Although it's full of intriguing details, Isenberg's chapter discussing the origins of the screenplay reads oddly, in part because he can't seem to decide what role was played by Alison in creating the play. At times he seems to believe that Burnett was the only real writer while the contributions of Alison, his writing partner, were more supportive: according to Isenberg, she "read Burnett's work, offered him her wisdom, and shared her network of precious contacts within the New York drama scene." That sounds more like a beneficent aunt than a writing partner, and is contradicted a few pages later by a more specific description of their working style: Burnett "would plant himself at the typewriter, hunting and pecking, while she paced, smoking one cigarette after the next, dictating dialogue aloud." That sounds like Alison was making at least as great a contribution to the writing process as Burnett, and certainly that she was doing far more than simply supporting him emotionally or providing professional contacts.

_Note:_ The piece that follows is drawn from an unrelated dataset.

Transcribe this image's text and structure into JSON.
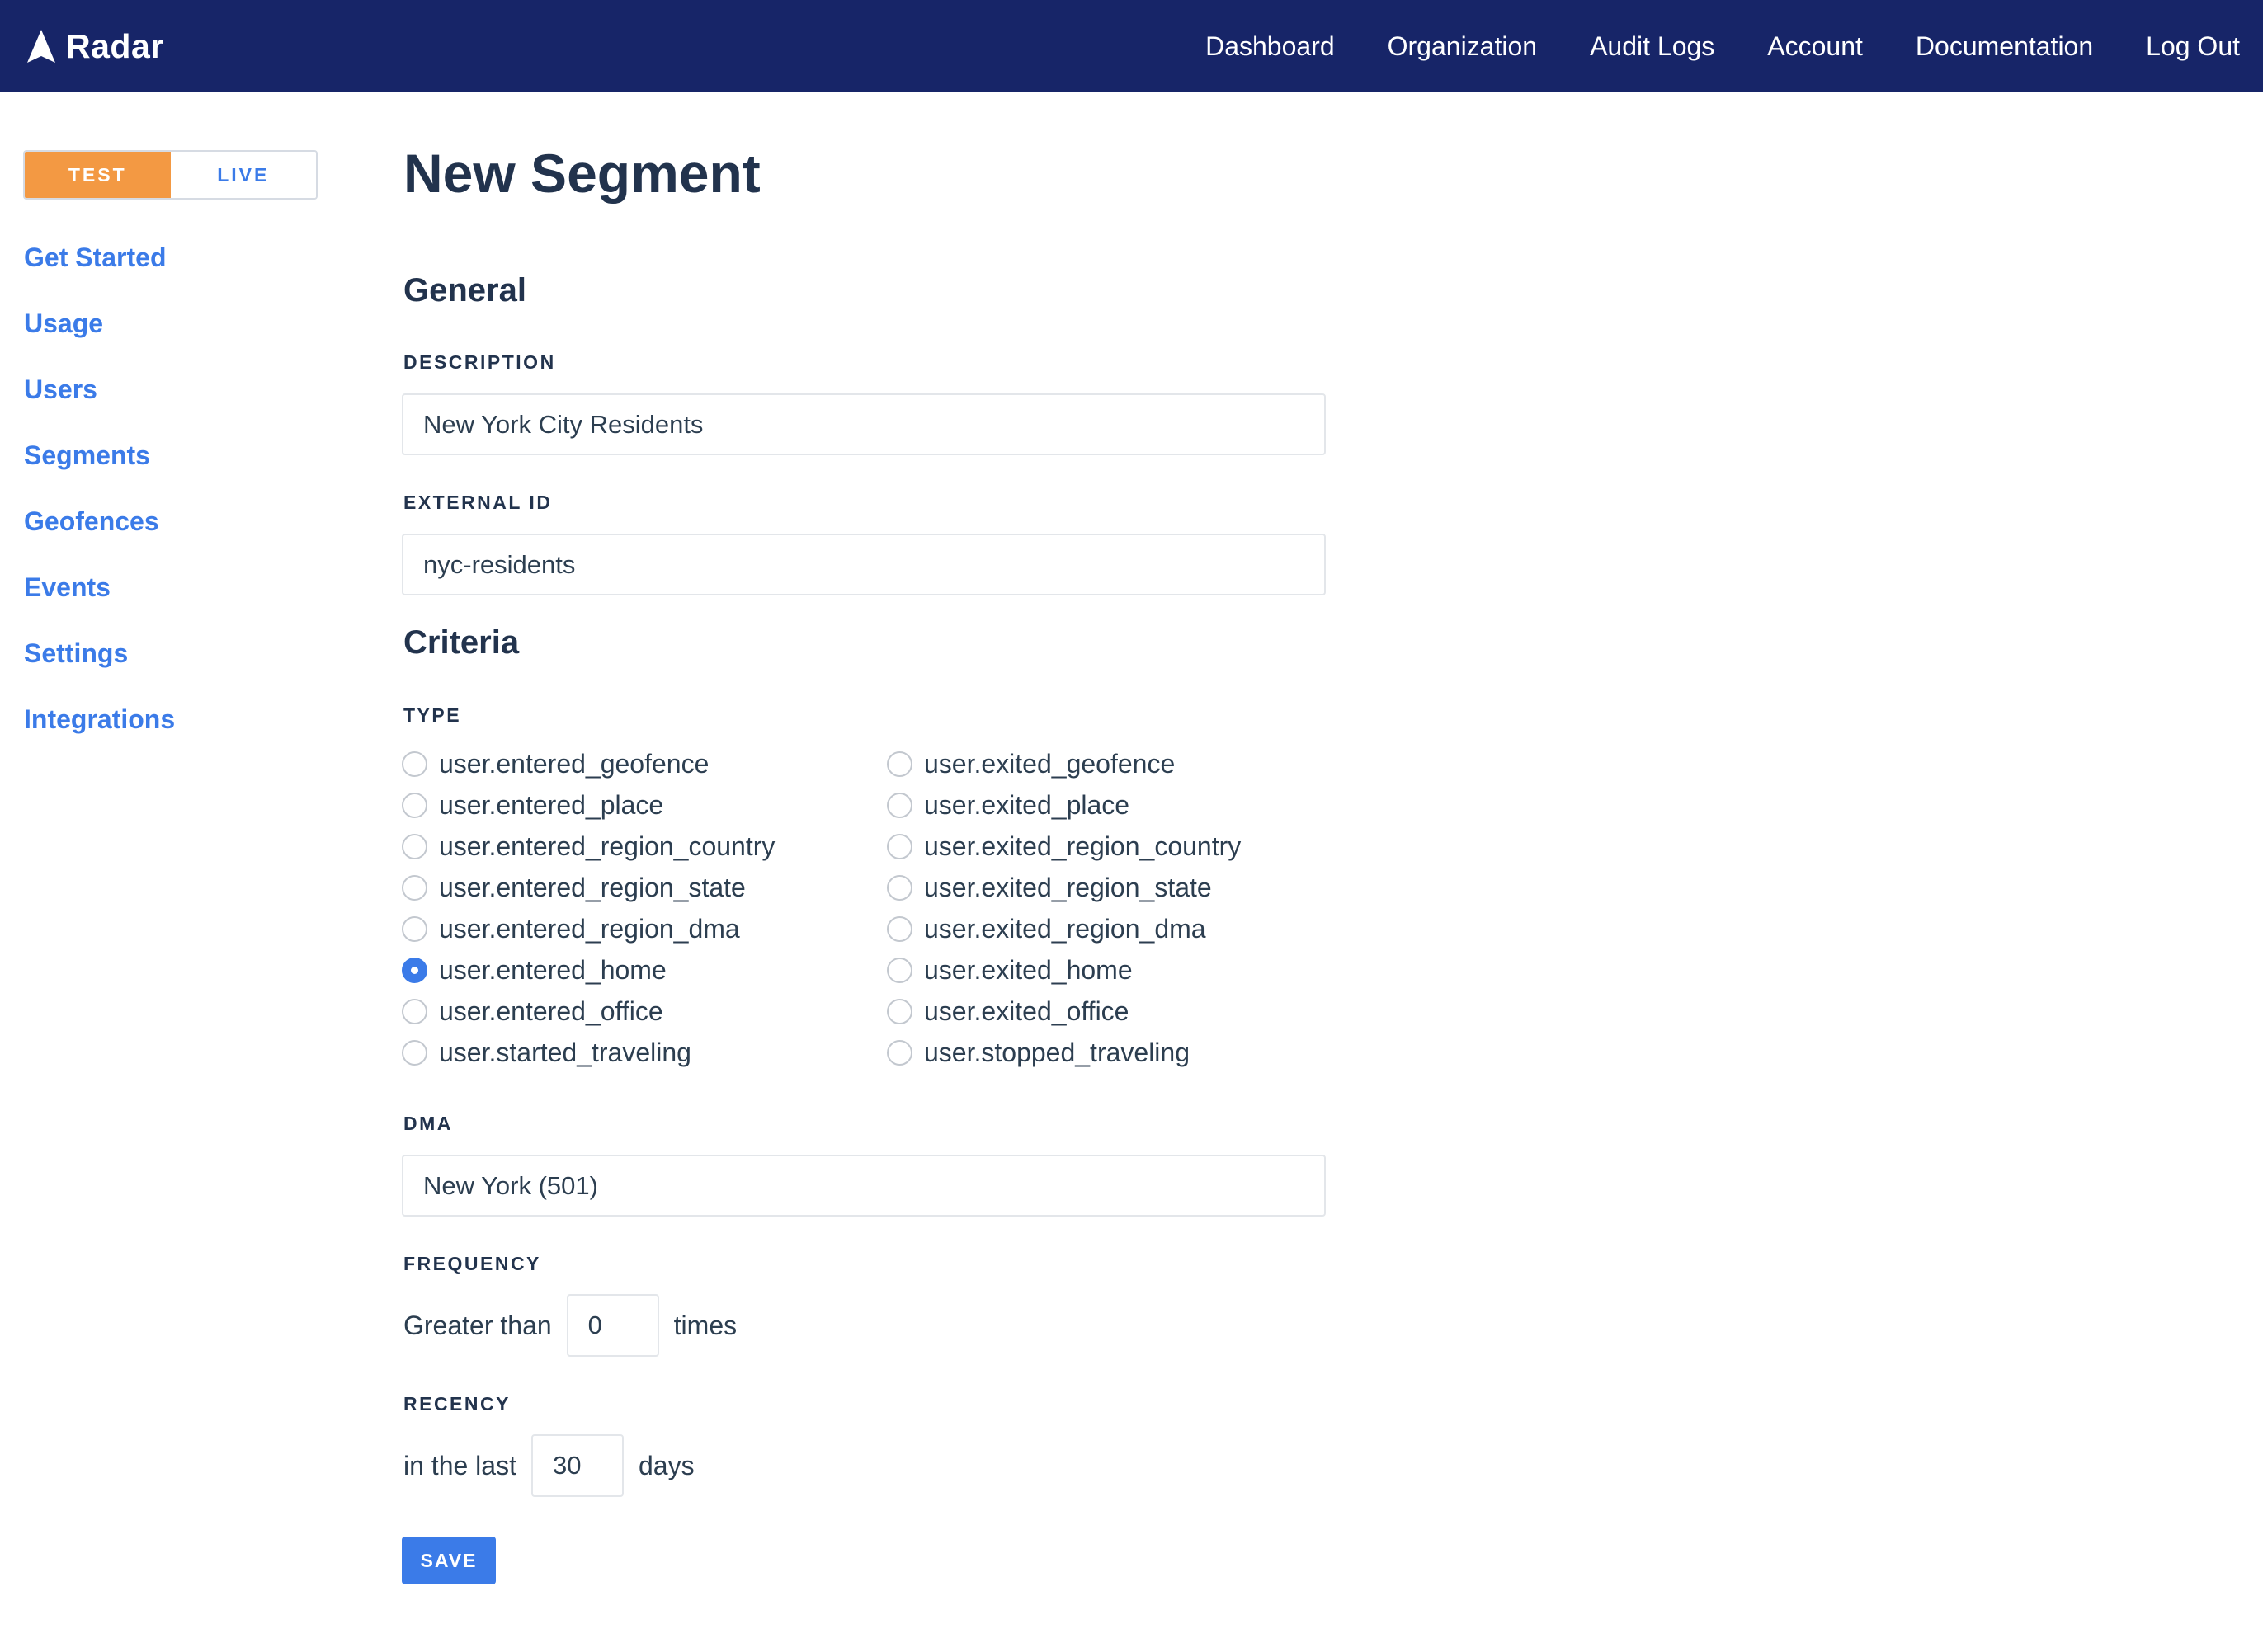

While Burnett and Alison created many of the characters and situations in Casablanca, the finished screenplay was the work of many hands, as is often the case in Hollywood. Twins Julius and Philip Epstein produced some of the film's most memorable comedic lines, while Howard Koch wrote many of Rick's lines and provided a serious political counterpoint to the twins' sparkling wits. The benefits of combining their contrasting approaches can be seen in the scene in which Rick turns down the offer of a rival, Ferrari (Sydney Greenstreet), first to buy his nightclub and then to "buy" Sam (Dooley Wilson), who plays in the club. The first two lines were written by Koch, establishing Rick's moral character and Ferrari's lack thereof, while the third, written by the Epsteins, adds a touch of comedy and cynicism to an otherwise serious and straightforward exchange:
Ferrari: "What do you want for Sam?"
Rick: "I don't buy or sell human beings."
Ferrari: "Too bad, That's Casablanca's leading commodity."
Selectivity is not one of Isenberg's virtues, at least not in this book, as he assumes you want to know anything and everything about Casablanca. He's at his best when relating lesser-known bits of information and at his worst when rehashing information that is already well-known. For example, one chapter is devoted to biographies of the film's principal and supporting actors, combined with an account of the casting process. Isenberg doesn't provide much in the way of revelations concerning the lives or careers of Humphrey Bogart and Ingrid Bergman, but he does include some interesting and less well-known information about Arthur "Dooley" Wilson, who had an extensive career as a drummer and actor before coming to Hollywood. Fun fact: his nickname came from a stage number in which he played a stereotypical Irishman, in whiteface, and sang a song called "Mr. Dooley".
We'll Always Have Casablanca is a book for fans, albeit one based on extensive research (with almost 30 pages of endnotes to prove it). The ideal reader for this volume is someone who loves Casablanca and is willing to skim past sections that seem unnecessary or simply peculiar and reveling instead in the wealth of information provided by the author.